Theory predicts that gravitational-wave detectors should be able to observe a population of huge black holes. A new study explores what we’ll learn from these mysterious objects and when we can hope to find them.
A Preferred Size
A recent version of the rapidly expanding “stellar graveyard”, a plot that shows the masses of the different components of observed compact binary mergers. Click to enlarge. [LIGO-Virgo/Northwestern U./Frank Elavsky & Aaron Geller]So-called stellar-mass black holes — the black holes probed by gravitational-wave detectors like LIGO/Virgo — can theoretically span a broad range of sizes, from just a few solar masses to hundreds of times the mass of the Sun.
The LIGO/Virgo gravitational-wave detectors have discovered signals from dozens of black-hole binaries completing their final death spirals and merging.
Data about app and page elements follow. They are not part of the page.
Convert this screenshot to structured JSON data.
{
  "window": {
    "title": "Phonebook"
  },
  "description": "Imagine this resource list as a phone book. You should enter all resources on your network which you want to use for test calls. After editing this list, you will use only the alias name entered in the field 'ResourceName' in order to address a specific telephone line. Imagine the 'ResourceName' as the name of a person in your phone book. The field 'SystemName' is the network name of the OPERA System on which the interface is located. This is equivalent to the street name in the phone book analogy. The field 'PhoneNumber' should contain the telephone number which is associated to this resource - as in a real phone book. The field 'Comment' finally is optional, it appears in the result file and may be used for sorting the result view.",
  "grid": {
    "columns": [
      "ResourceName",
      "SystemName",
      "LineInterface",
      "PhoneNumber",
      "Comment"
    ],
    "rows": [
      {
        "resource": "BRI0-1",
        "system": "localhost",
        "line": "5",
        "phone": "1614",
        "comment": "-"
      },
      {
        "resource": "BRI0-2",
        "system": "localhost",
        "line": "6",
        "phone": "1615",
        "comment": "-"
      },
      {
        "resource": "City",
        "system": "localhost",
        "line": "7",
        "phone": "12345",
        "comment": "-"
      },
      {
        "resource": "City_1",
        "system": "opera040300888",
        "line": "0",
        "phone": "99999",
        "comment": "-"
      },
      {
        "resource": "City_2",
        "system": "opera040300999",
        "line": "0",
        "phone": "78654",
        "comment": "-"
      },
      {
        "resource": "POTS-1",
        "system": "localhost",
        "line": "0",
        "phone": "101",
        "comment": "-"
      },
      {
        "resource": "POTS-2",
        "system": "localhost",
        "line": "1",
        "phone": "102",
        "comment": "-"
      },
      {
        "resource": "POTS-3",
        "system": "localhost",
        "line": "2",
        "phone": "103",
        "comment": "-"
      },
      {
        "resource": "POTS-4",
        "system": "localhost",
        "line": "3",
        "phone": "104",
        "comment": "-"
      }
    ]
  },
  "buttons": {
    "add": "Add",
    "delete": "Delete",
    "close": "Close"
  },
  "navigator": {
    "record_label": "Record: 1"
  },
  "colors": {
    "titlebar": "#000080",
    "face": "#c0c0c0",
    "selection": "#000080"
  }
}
So far, these observed primary black holes have primarily fallen into a mass range below ~45 solar masses, indicating a precipitous drop in the population of binary black holes above this mass.
Artist’s impression of a supernova. Progenitor stars of a certain mass are susceptible to pair-instability supernova, preventing the formation of a black hole. [ESO/M. Kornmesser]
Avoiding an Unstable End
Why the dearth of heavier black holes? Theorists have an explanation: the ...